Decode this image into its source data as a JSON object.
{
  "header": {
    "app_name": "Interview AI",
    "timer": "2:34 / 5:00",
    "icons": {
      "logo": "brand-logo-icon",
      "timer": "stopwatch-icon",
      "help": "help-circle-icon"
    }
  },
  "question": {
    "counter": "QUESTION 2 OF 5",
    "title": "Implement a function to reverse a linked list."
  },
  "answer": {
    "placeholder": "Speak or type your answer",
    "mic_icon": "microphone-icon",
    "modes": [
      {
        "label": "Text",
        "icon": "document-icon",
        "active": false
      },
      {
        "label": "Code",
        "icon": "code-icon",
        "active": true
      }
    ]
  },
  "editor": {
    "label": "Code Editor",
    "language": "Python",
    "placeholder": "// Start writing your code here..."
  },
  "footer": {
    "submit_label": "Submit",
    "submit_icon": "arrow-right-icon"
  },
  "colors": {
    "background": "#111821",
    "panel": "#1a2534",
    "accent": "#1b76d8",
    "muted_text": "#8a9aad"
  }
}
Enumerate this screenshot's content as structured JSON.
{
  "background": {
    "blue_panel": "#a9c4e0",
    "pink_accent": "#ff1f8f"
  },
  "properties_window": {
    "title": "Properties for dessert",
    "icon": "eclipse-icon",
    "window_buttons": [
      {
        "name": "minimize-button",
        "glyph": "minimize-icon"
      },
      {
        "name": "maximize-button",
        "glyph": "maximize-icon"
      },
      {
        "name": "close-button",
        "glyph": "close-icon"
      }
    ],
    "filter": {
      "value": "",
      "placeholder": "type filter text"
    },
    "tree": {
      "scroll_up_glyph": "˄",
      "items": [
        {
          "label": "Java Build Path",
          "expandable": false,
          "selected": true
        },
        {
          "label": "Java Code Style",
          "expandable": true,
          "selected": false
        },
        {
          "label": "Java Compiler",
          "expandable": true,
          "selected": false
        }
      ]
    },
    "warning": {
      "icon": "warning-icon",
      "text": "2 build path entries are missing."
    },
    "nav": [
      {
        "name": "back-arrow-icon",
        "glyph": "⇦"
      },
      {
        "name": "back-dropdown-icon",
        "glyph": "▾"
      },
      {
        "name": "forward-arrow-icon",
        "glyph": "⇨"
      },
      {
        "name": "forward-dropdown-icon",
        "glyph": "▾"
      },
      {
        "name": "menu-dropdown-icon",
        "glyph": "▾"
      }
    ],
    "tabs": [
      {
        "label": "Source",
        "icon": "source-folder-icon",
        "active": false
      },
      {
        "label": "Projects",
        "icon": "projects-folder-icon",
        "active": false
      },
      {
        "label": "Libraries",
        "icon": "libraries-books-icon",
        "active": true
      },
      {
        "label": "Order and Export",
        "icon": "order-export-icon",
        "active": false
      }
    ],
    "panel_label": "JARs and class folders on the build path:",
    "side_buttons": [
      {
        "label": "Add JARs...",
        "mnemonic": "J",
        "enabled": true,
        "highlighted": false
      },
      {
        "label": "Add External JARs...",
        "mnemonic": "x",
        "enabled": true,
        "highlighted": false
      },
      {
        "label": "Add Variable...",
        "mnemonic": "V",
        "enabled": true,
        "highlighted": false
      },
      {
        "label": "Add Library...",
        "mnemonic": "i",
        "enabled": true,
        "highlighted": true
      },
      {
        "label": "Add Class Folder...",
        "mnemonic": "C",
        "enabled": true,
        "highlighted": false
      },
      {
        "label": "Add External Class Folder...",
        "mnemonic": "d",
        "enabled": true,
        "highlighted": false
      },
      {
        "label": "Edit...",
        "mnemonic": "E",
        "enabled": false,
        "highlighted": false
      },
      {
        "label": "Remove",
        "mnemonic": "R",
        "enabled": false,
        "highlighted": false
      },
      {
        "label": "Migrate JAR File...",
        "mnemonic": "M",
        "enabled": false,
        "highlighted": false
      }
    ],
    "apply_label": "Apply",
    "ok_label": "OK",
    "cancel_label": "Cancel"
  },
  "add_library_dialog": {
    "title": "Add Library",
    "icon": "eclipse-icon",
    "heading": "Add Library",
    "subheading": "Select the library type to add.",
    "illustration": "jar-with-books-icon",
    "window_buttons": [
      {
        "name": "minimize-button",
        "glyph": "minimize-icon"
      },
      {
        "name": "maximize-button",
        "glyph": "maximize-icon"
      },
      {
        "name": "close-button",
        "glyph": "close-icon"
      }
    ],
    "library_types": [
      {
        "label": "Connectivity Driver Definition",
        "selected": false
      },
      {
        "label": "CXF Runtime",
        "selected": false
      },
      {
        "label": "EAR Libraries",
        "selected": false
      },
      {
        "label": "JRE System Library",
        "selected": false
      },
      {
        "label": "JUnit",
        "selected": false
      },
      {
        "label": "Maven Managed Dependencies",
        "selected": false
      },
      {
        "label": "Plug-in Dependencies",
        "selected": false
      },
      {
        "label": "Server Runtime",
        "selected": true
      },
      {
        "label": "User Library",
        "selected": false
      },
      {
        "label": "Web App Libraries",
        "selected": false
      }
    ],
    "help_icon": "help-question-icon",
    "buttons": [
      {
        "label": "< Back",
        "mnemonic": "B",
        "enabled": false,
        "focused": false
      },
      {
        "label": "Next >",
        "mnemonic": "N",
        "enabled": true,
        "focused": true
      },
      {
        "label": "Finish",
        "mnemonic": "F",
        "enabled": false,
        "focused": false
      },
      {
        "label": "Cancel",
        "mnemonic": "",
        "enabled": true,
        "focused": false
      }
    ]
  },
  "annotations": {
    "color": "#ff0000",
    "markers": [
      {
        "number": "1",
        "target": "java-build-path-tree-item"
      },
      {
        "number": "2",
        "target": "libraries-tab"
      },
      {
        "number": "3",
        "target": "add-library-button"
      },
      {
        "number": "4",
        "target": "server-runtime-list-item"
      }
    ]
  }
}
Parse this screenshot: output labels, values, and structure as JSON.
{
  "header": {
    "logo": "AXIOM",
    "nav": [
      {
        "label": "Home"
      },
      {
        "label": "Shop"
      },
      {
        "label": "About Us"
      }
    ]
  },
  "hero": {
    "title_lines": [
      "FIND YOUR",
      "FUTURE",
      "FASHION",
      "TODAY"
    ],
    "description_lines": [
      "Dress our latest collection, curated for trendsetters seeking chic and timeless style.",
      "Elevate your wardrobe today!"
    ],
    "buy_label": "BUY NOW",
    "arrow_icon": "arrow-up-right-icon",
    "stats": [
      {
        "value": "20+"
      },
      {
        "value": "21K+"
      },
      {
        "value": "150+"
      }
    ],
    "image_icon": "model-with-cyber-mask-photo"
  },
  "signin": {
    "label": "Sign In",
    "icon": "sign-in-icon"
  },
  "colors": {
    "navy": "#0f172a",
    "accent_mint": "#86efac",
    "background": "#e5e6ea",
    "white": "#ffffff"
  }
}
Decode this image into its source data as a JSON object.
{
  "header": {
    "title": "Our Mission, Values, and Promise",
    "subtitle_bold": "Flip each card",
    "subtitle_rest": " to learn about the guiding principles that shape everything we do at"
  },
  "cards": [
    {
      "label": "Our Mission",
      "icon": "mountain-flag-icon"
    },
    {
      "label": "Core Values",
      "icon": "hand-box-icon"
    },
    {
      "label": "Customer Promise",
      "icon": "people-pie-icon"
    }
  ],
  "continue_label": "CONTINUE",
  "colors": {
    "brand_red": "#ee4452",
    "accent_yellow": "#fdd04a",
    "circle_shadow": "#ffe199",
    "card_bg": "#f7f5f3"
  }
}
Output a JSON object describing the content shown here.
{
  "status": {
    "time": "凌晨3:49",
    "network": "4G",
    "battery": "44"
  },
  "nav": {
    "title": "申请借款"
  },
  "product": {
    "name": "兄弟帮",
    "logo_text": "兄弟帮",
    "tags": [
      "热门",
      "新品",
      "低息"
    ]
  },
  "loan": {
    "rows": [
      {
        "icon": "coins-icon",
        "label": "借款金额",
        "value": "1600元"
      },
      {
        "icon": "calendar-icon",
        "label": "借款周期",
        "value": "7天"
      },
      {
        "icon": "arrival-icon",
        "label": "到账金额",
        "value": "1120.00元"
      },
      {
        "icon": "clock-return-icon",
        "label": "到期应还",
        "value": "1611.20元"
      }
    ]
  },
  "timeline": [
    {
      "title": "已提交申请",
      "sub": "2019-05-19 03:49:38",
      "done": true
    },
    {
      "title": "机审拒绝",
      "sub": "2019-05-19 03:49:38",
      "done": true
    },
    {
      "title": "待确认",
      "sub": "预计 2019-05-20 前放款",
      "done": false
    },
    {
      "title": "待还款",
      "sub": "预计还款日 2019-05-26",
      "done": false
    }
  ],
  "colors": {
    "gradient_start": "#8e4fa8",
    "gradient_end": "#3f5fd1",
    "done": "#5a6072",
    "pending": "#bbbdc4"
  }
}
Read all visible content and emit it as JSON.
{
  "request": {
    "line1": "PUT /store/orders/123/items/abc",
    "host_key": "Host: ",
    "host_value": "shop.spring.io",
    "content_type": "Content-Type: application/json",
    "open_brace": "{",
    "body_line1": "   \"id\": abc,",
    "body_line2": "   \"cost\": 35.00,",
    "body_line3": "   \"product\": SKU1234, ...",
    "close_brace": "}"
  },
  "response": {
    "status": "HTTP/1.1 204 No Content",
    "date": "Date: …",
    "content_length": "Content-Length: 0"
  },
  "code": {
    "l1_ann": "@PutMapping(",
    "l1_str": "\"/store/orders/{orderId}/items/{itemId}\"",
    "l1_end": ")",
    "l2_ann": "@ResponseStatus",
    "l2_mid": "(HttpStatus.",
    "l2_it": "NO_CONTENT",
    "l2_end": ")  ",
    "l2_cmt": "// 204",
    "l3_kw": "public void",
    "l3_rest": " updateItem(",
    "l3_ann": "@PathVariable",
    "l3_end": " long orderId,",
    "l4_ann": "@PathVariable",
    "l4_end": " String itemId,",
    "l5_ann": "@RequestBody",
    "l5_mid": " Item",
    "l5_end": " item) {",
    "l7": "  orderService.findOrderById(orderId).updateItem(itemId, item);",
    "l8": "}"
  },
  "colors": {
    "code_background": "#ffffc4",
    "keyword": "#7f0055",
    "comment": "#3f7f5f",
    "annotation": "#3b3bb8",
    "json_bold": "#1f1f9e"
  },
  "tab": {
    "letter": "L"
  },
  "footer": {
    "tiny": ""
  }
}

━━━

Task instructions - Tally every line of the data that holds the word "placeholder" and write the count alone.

Expected answer - 3